### WORK REQUEST
Word for word, restate every line from the one with "Transcribe this image's" through the end of the records below, both included, and add nothing.

Component data from apps and pages

□ □ □ □

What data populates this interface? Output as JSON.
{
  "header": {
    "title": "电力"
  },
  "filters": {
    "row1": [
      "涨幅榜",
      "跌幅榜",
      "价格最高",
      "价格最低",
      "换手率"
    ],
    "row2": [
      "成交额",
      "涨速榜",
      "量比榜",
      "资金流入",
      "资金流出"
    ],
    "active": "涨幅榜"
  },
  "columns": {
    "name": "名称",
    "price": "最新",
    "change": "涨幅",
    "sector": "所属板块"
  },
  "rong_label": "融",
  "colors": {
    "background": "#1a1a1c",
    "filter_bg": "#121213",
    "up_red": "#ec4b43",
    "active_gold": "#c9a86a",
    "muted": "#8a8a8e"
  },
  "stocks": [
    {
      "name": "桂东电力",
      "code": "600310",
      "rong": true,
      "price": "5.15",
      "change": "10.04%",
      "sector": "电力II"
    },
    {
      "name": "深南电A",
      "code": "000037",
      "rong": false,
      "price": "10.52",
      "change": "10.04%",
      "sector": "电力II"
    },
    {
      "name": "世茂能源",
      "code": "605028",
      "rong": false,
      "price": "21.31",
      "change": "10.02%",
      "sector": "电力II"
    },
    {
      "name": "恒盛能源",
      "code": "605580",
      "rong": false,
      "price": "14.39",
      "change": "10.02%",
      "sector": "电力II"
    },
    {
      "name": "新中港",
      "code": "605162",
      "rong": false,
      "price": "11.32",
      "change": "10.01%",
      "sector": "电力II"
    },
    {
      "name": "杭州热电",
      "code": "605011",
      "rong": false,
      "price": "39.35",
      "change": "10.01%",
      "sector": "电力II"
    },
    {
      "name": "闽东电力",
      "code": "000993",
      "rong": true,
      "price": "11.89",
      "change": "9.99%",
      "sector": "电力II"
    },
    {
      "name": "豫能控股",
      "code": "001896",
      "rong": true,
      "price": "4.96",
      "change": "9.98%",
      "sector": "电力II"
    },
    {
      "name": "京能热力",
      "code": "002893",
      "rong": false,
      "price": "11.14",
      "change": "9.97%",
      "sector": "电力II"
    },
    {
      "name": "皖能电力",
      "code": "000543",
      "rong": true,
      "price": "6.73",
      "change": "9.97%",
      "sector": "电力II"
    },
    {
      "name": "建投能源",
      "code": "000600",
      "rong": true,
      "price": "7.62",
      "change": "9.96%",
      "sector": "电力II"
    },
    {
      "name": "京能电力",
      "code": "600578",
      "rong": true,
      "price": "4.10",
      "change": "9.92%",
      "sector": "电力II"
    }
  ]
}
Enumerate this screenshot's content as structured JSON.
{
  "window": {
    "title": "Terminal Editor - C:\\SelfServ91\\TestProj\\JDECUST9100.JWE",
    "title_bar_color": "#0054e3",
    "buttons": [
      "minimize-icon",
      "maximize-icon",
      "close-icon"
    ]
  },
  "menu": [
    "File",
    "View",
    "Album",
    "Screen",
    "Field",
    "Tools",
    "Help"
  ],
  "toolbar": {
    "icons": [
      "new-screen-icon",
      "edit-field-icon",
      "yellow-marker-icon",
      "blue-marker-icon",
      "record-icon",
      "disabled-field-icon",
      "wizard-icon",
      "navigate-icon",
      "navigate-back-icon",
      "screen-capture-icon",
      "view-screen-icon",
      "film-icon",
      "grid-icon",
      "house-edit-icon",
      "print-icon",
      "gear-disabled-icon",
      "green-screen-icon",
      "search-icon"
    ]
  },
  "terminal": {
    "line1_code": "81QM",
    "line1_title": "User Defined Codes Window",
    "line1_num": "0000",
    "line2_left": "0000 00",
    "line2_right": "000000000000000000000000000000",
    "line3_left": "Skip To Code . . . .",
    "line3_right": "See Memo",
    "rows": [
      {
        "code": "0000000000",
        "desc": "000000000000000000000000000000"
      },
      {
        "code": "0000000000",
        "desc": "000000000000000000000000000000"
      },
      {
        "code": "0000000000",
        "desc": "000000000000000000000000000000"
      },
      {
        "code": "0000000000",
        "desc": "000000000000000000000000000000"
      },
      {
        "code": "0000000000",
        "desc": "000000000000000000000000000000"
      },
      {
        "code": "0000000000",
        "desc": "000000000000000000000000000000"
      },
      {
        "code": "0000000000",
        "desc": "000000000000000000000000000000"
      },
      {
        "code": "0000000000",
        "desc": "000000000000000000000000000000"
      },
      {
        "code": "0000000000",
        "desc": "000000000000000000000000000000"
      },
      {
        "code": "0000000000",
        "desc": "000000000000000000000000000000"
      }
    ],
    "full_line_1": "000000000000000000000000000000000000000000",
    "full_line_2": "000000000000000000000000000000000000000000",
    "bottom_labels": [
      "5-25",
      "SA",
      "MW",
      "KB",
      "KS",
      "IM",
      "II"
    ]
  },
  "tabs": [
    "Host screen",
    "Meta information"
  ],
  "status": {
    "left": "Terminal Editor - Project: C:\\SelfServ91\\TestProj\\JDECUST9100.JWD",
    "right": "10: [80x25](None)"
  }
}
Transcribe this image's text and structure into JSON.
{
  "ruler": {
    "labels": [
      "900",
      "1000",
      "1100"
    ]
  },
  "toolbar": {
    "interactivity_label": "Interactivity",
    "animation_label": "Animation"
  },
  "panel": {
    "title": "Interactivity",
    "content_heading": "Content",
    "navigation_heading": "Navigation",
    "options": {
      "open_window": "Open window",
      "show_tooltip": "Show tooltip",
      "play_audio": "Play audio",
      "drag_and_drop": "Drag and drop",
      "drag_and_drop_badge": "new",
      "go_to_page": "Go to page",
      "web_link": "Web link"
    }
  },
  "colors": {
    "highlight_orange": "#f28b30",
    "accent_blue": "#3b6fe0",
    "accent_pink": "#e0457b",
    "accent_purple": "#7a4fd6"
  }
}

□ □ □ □

### TASK RESPONSE
Transcribe this image's text and structure into JSON.
{
  "ruler": {
    "labels": [
      "900",
      "1000",
      "1100"
    ]
  },
  "toolbar": {
    "interactivity_label": "Interactivity",
    "animation_label": "Animation"
  },
  "panel": {
    "title": "Interactivity",
    "content_heading": "Content",
    "navigation_heading": "Navigation",
    "options": {
      "open_window": "Open window",
      "show_tooltip": "Show tooltip",
      "play_audio": "Play audio",
      "drag_and_drop": "Drag and drop",
      "drag_and_drop_badge": "new",
      "go_to_page": "Go to page",
      "web_link": "Web link"
    }
  },
  "colors": {
    "highlight_orange": "#f28b30",
    "accent_blue": "#3b6fe0",
    "accent_pink": "#e0457b",
    "accent_purple": "#7a4fd6"
  }
}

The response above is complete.